Sometimes, writing is like spider mites on your basil plant. You nursed your plant to life from a seedling, cared for it every day, watered it, talked to it (what? I mean, I would never….), and overall did everything in your power to make it the best, leafiest, damned basil plant there is.
Then the spider mites descend from the winds, literally floating on their gauzy webs to find new food. Your food. Your basil plant engineered with the vision of adding it to your spaghetti red sauce one day.
One morning you wake up and your basil is covered in these incessant beasts. You set about the task of wiping each leaf meticulously, removing these nasty pests, trying home organic remedies, and ensuring this second go round will be better. Three months go by, without so much as a web string. Then you wake up, and they’re back.
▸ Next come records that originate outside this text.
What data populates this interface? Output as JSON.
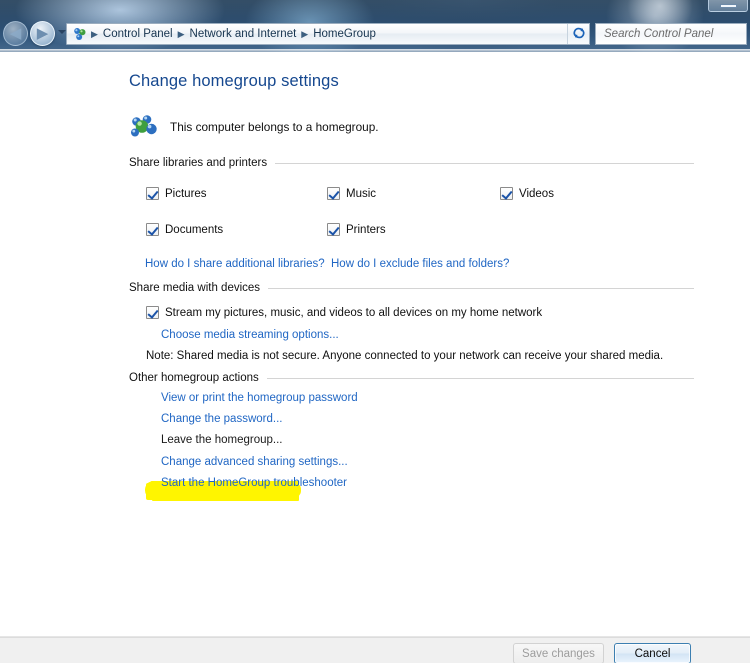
{
  "window": {
    "nav": {
      "back_label": "◀",
      "forward_label": "▶",
      "recent_pages_label": "Recent pages"
    },
    "address_bar": {
      "icon": "control-panel-icon",
      "separator": "▶",
      "breadcrumbs": [
        "Control Panel",
        "Network and Internet",
        "HomeGroup"
      ],
      "dropdown_label": "Previous locations"
    },
    "refresh": {
      "label": "↻",
      "title": "Refresh"
    },
    "search": {
      "value": "",
      "placeholder": "Search Control Panel"
    },
    "window_control": {
      "label": "Restore"
    }
  },
  "page": {
    "title": "Change homegroup settings",
    "status": {
      "icon": "homegroup-icon",
      "text": "This computer belongs to a homegroup."
    },
    "sections": {
      "share_libraries": {
        "heading": "Share libraries and printers",
        "checkboxes": [
          {
            "label": "Pictures",
            "checked": true
          },
          {
            "label": "Music",
            "checked": true
          },
          {
            "label": "Videos",
            "checked": true
          },
          {
            "label": "Documents",
            "checked": true
          },
          {
            "label": "Printers",
            "checked": true
          }
        ],
        "links": [
          "How do I share additional libraries?",
          "How do I exclude files and folders?"
        ]
      },
      "share_media": {
        "heading": "Share media with devices",
        "stream_checkbox": {
          "label": "Stream my pictures, music, and videos to all devices on my home network",
          "checked": true
        },
        "streaming_options_link": "Choose media streaming options...",
        "note": "Note: Shared media is not secure. Anyone connected to your network can receive your shared media."
      },
      "other_actions": {
        "heading": "Other homegroup actions",
        "links": [
          "View or print the homegroup password",
          "Change the password...",
          "Leave the homegroup...",
          "Change advanced sharing settings...",
          "Start the HomeGroup troubleshooter"
        ]
      }
    },
    "annotation": {
      "highlighted_link": "Leave the homegroup...",
      "highlight_color": "#fff500"
    }
  },
  "footer": {
    "save_label": "Save changes",
    "save_disabled": true,
    "cancel_label": "Cancel"
  },
  "colors": {
    "link": "#2167c4",
    "title": "#16488f",
    "highlight": "#fff500",
    "focus_border": "#3c7fb1"
  }
}
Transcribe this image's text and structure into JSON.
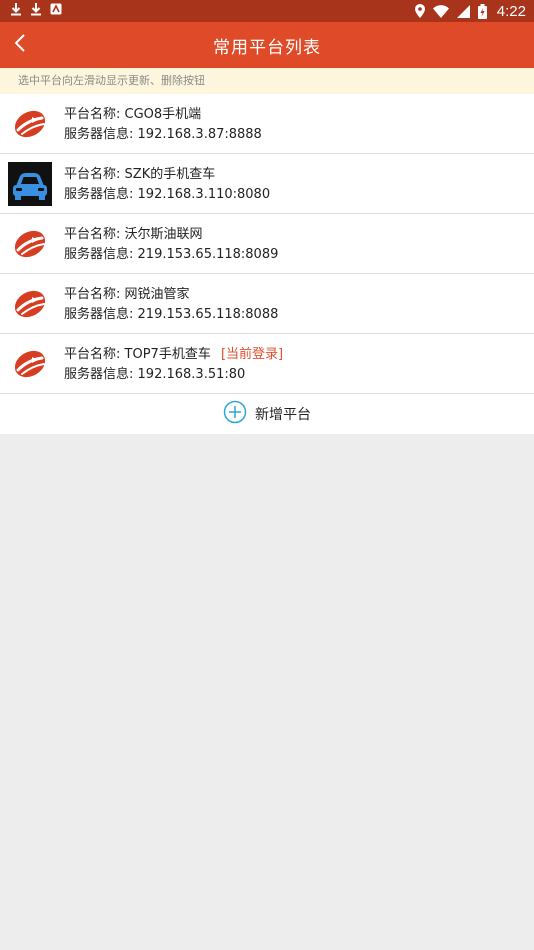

Writing is like spider mites. You polish your MS within an inch of your life, send it out to the agents and pub houses that be and hope that it flourishes. Then you wake up one morning to find it did not fare as well as you had hoped.
I didn’t make it to Round 3 of Query Kombat but I did gain some invaluable feedback on my query and first 250 words. My next step is to meticulously input my critiques and make my package better than ever for the next round of sunshine and fresh breezes. Which may, or may not, herald new spider mites of rejection and dismay.
My basil plant will be less lucky, but I can always start over again. That’s what gardening (and writing) is about. Rebirth, and a doggone obstinacy that makes you keep doing it over and over, regardless of the outcome. Because it’s soothing and fulfilling.
I think I feel a pasta sauce coming on.